Congressman Heck adds 10th Congressional District support for effort to force a vote on Protecting Our Democracy Act
WASHINGTON, D.C. – Today U.S. Representative Denny Heck (WA-10) joined a bipartisan discharge petition to allow a vote on H.R. 356, the Protecting Our Democracy Act. If the discharge petition gains 218 signatures of House members, the House will vote on the bill to create a 12-member, bipartisan, independent commission to examine attempts by the Russian government and others to influence the 2016 U.S. elections.
Statement from Rep. Heck after signing the discharge petition:
“Since December, I have asked that Congress take the Russian interference investigation out of the political arena and put it in the hands of a separate, independent entity that can thoroughly examine what happened and how to stop it from ever happening again. The better path would be for Speaker Ryan to schedule a vote, so we can send the bill to the Senate without delay. Because he hasn’t scheduled a vote, we need to pursue this process.
“The American people deserve Congressional action on this incredibly important manner. The fact that we need this bill gives me no joy. This is a grave time in our nation’s history, for people of all political beliefs and parties. We have to rally together to get to the bottom of this. Congress has a duty to do what we can to protect the American people from being politically misled or targeted by a foreign adversary, and as painful as these findings could be, we need to know the truth. Doing nothing would let the bad guys win.”

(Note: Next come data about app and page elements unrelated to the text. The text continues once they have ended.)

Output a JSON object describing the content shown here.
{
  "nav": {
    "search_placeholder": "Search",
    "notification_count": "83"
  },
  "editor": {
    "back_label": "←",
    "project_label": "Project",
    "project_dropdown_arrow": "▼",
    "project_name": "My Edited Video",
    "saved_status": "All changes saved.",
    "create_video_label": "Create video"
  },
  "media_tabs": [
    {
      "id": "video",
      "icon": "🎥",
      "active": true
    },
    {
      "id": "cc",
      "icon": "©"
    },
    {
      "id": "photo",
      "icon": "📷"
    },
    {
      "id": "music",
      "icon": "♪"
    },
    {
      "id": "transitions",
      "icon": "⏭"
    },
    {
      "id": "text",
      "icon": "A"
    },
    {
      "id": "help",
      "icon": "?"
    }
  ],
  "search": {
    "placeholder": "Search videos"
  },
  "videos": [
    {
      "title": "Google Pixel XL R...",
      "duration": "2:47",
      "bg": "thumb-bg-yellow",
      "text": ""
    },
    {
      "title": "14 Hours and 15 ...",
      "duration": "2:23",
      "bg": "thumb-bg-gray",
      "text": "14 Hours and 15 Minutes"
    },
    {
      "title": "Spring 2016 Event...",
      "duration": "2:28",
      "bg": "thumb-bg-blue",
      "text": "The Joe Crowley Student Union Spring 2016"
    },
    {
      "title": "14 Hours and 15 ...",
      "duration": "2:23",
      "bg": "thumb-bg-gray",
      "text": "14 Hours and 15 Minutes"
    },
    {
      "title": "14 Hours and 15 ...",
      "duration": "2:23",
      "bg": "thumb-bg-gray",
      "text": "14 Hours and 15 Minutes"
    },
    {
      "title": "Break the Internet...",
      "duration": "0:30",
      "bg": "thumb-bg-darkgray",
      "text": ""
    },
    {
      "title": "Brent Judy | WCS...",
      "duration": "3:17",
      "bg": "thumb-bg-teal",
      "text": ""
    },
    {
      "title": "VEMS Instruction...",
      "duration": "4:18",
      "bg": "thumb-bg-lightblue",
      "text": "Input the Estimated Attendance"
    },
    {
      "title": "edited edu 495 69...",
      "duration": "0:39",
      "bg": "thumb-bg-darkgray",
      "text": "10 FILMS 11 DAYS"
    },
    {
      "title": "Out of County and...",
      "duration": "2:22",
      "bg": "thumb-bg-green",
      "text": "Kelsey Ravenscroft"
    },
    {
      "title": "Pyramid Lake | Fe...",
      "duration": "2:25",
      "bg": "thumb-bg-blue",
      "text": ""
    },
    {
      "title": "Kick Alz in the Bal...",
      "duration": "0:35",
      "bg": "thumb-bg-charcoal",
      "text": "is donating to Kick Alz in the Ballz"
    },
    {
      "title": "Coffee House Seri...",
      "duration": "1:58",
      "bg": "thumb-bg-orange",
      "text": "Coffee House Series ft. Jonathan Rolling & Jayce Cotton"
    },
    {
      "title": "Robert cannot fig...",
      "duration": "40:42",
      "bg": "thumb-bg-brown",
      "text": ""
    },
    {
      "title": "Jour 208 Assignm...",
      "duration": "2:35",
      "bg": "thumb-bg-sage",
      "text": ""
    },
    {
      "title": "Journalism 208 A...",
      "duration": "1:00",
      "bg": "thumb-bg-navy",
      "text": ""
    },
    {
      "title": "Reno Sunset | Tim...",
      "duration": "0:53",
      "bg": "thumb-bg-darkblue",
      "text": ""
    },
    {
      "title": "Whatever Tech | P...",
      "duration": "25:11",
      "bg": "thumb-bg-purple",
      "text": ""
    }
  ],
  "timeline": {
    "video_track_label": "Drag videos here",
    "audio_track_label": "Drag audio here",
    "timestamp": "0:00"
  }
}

Congressman Heck announced his support for the establishment of an independent commission on December 15, 2016, and on January 6, 2017, he signed on to support the Protecting Our Democracy Act. The bill would create a 12-member, bipartisan, independent commission empowered to interview witnesses, obtain documents, issue subpoenas, and receive public testimony to examine attempts by the Russian government and others to interfere in the democratic process. The commission would examine similar efforts by any other foreign governments or entities and would issue a final report with recommendations for future security protections to Congress and the President within 18 months of the bill’s enactment.
The scope of the commission’s investigation would include computer hacking activity that targeted the Democratic National Committee, the Democratic Congressional Campaign Committee, Hillary Clinton’s presidential campaign chairman John Podesta, and former Secretary of State Colin Powell; the scanning of electoral systems in Arizona, Illinois and Florida; and efforts by any foreign entity to produce, disseminate, or promote fake news involving the U.S. election.
The 12 members of the commission would be appointed within 90 days of enactment by the Speaker of the House (3), Senate Majority Leader (3), House Minority Leader (3), and Senate Minority Leader (3), and the commission would choose a chair and vice chair of different parties. No federal officers or employees would be eligible to serve on the commission. Appointees would be U.S. citizens with significant experience in governmental service, law enforcement, armed services, law, public administration, intelligence gathering, foreign affairs, cybersecurity, and federal elections.